My old copy of Small Arms of the World has a picture of the "Chiang Kai Shek" 7.92mm rifle. It is a copy of the "Standard Model" Mauser. The rifle pictured (but not otherwise described) has a straight bolt handle, and looks like a 98K. This is the only reference to a 98 type Mauser used by the Chinese or Nationalist Chinese I could find. Was the original bolt/barrel 8mm? (8x57)?

Could it possibly be a Siamese mauser? I have one of these, sporterised and reworked into .45-70. Interesting thing is there is no serial number, there are some oriental characters on it, but no number I can find. Can't tell if there is a crest without removing the scope base, sorry.

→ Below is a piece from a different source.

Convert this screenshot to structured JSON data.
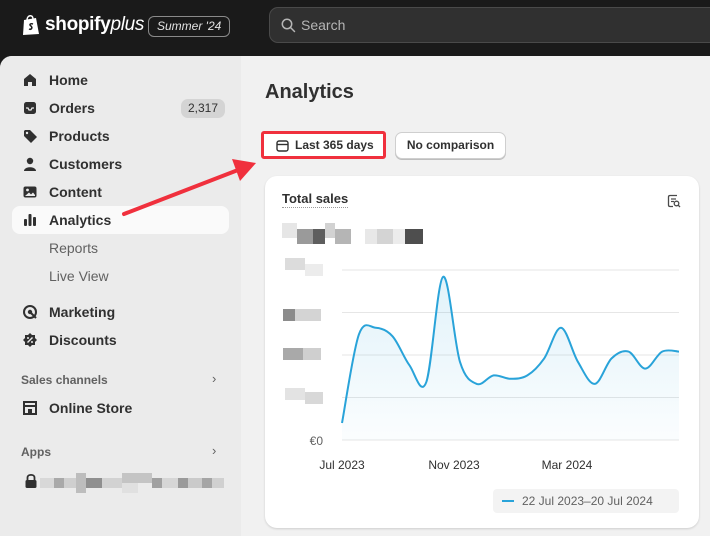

Siamese Mausers were made for rimmed rounds, larger than the regular (.473) head size.

James K
November 11, 2007, 11:15 PM
I think Harry knows a Siamese Mauser when he sees one. The Chinese not only bought Mausers from Europe (Belgium, Germany and Czechoslovakia) but they made the 98 Mauser under license from 1936 to 1949. They are sometimes called the "Chiang Kai-Shek" rifle after the late Generalissimo and president of the Republic of China (not to be confused with the Peoples Republic of China, Communist China). They have sling swivels and are really a copy of the Standard Modell short rifle, not the K.98k. The marking described is a standard marking, but no, I can't translate it. One character looks like a square with a vertical line bisecting it, another looks like a backward (to the Nazi symbol) swastika.

The rifles themselves vary considerably in quality, but most I have seen are fair quality and can be made into good sporters. The problem is that in addition to licensed copies made in fairly modern factories, there are literally thousands of copies, many with counterfeit FN, Mauser ("Mausesna"), Radom or even Tokyo Arsenal markings. These were made in small shops all over the country and quality control was non-existent. One could collect a hundred of that kind and never have two alike.

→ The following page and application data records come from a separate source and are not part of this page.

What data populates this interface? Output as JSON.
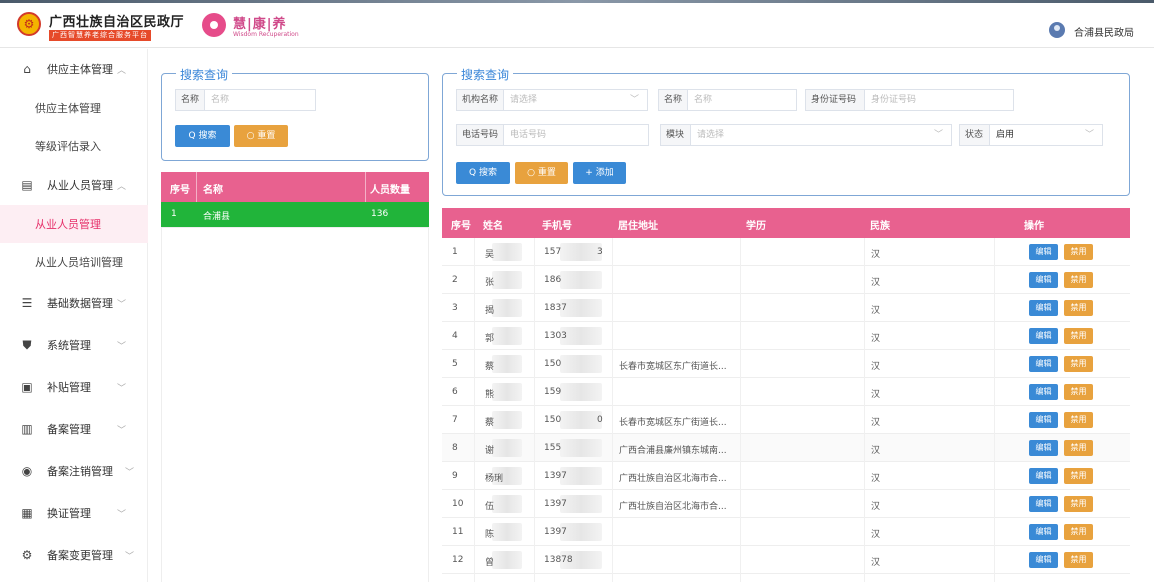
{
  "header": {
    "title": "广西壮族自治区民政厅",
    "subtitle": "广西智慧养老综合服务平台",
    "brand": "慧|康|养",
    "brand_sub": "Wisdom Recuperation",
    "user": "合浦县民政局"
  },
  "sidebar": {
    "items": [
      {
        "label": "供应主体管理",
        "icon": "bank-icon",
        "chevron": "^"
      },
      {
        "label": "供应主体管理"
      },
      {
        "label": "等级评估录入"
      },
      {
        "label": "从业人员管理",
        "icon": "id-card-icon",
        "chevron": "^"
      },
      {
        "label": "从业人员管理",
        "active": true
      },
      {
        "label": "从业人员培训管理"
      },
      {
        "label": "基础数据管理",
        "icon": "list-icon",
        "chevron": "v"
      },
      {
        "label": "系统管理",
        "icon": "shield-icon",
        "chevron": "v"
      },
      {
        "label": "补贴管理",
        "icon": "box-icon",
        "chevron": "v"
      },
      {
        "label": "备案管理",
        "icon": "building-icon",
        "chevron": "v"
      },
      {
        "label": "备案注销管理",
        "icon": "circle-icon",
        "chevron": "v"
      },
      {
        "label": "换证管理",
        "icon": "card-icon",
        "chevron": "v"
      },
      {
        "label": "备案变更管理",
        "icon": "user-gear-icon",
        "chevron": "v"
      }
    ]
  },
  "left_search": {
    "legend": "搜索查询",
    "name_label": "名称",
    "name_placeholder": "名称",
    "search_btn": "Q 搜索",
    "reset_btn": "○ 重置"
  },
  "left_table": {
    "headers": [
      "序号",
      "名称",
      "人员数量"
    ],
    "rows": [
      [
        "1",
        "合浦县",
        "136"
      ]
    ]
  },
  "right_search": {
    "legend": "搜索查询",
    "org_label": "机构名称",
    "org_placeholder": "请选择",
    "name_label": "名称",
    "name_placeholder": "名称",
    "id_label": "身份证号码",
    "id_placeholder": "身份证号码",
    "phone_label": "电话号码",
    "phone_placeholder": "电话号码",
    "module_label": "模块",
    "module_placeholder": "请选择",
    "status_label": "状态",
    "status_value": "启用",
    "search_btn": "Q 搜索",
    "reset_btn": "○ 重置",
    "add_btn": "+ 添加"
  },
  "main_table": {
    "headers": [
      "序号",
      "姓名",
      "手机号",
      "居住地址",
      "学历",
      "民族",
      "操作"
    ],
    "edit_label": "编辑",
    "ban_label": "禁用",
    "rows": [
      {
        "no": "1",
        "name": "吴",
        "phone": "157",
        "phone_tail": "3",
        "address": "",
        "edu": "",
        "ethnic": "汉"
      },
      {
        "no": "2",
        "name": "张",
        "phone": "186",
        "phone_tail": "",
        "address": "",
        "edu": "",
        "ethnic": "汉"
      },
      {
        "no": "3",
        "name": "揭",
        "phone": "1837",
        "phone_tail": "",
        "address": "",
        "edu": "",
        "ethnic": "汉"
      },
      {
        "no": "4",
        "name": "郭",
        "phone": "1303",
        "phone_tail": "",
        "address": "",
        "edu": "",
        "ethnic": "汉"
      },
      {
        "no": "5",
        "name": "蔡",
        "phone": "150",
        "phone_tail": "",
        "address": "长春市宽城区东广街道长...",
        "edu": "",
        "ethnic": "汉"
      },
      {
        "no": "6",
        "name": "熊",
        "phone": "159",
        "phone_tail": "",
        "address": "",
        "edu": "",
        "ethnic": "汉"
      },
      {
        "no": "7",
        "name": "蔡",
        "phone": "150",
        "phone_tail": "0",
        "address": "长春市宽城区东广街道长...",
        "edu": "",
        "ethnic": "汉"
      },
      {
        "no": "8",
        "name": "谢",
        "phone": "155",
        "phone_tail": "",
        "address": "广西合浦县廉州镇东城南...",
        "edu": "",
        "ethnic": "汉"
      },
      {
        "no": "9",
        "name": "杨琍",
        "phone": "1397",
        "phone_tail": "",
        "address": "广西壮族自治区北海市合...",
        "edu": "",
        "ethnic": "汉"
      },
      {
        "no": "10",
        "name": "伍",
        "phone": "1397",
        "phone_tail": "",
        "address": "广西壮族自治区北海市合...",
        "edu": "",
        "ethnic": "汉"
      },
      {
        "no": "11",
        "name": "陈",
        "phone": "1397",
        "phone_tail": "",
        "address": "",
        "edu": "",
        "ethnic": "汉"
      },
      {
        "no": "12",
        "name": "曾",
        "phone": "13878",
        "phone_tail": "",
        "address": "",
        "edu": "",
        "ethnic": "汉"
      }
    ]
  }
}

About 20 years ago, at the same time those Mauser broomhandle pistols were imported, thousands of Mauser rifles were brought in and sold for as little as $20 in quantity. I worked on several, and as I said they seemed OK, but remember those were the "official" rifles. The "unofficial" ones, even if they appear well made, should be checked pretty carefully; the Mauser 98 action is very forgiving, but the steel (iron?) in those is dubious at best.

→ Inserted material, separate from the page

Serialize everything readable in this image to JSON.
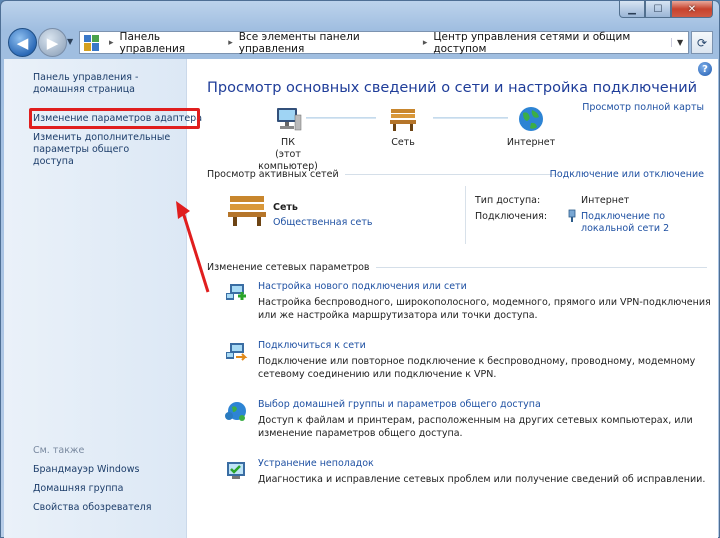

Jim

Harry Bonar
November 12, 2007, 05:41 PM
Hey! Guys!;
Thanks alot for the come-backs - yea, I wish it was a Siamese Mauser - I'd build a 45-70 too.
Haven't had a chance to spark test it yet in parent metal but I'm now sure it is Chinese! I put a 25-06 bbl. on it & test fired - it isn't iron but I think it's high carbon. The crest is not readable, the numbers match (all but the bolt that had an oversize firing pin hole) so I changed the bolt and fitted it - AOK!.
Yea, I'll keep it around for a while and watch it. It does act like it's hard! I'll get it spark tested here at home and I'll bet it's not the German classic carburized steel! I'll watch it guys! Thanks to all.
Harry B.
PS:
Doc came with a Remington p17 action to convert to 495A-Square!!!!! He works at Jacksonville Mayo clinic on old age diseases (he's, I think, been secretly studying me).:)

Harry Bonar
November 18, 2007, 02:03 PM
Sirs:
Jim, you are right in what it is - so is AMP. It's in pretty nice shape which might mean it's quality enough to be O.K.

However, all the screw-driver bits and other high carbon and alloy steels from China I've always fired up the torch (propane) and drawn them to a blue to prevent them from breaking - (no, I won't draw the action to anything)!
Thanks guys.
Harry B.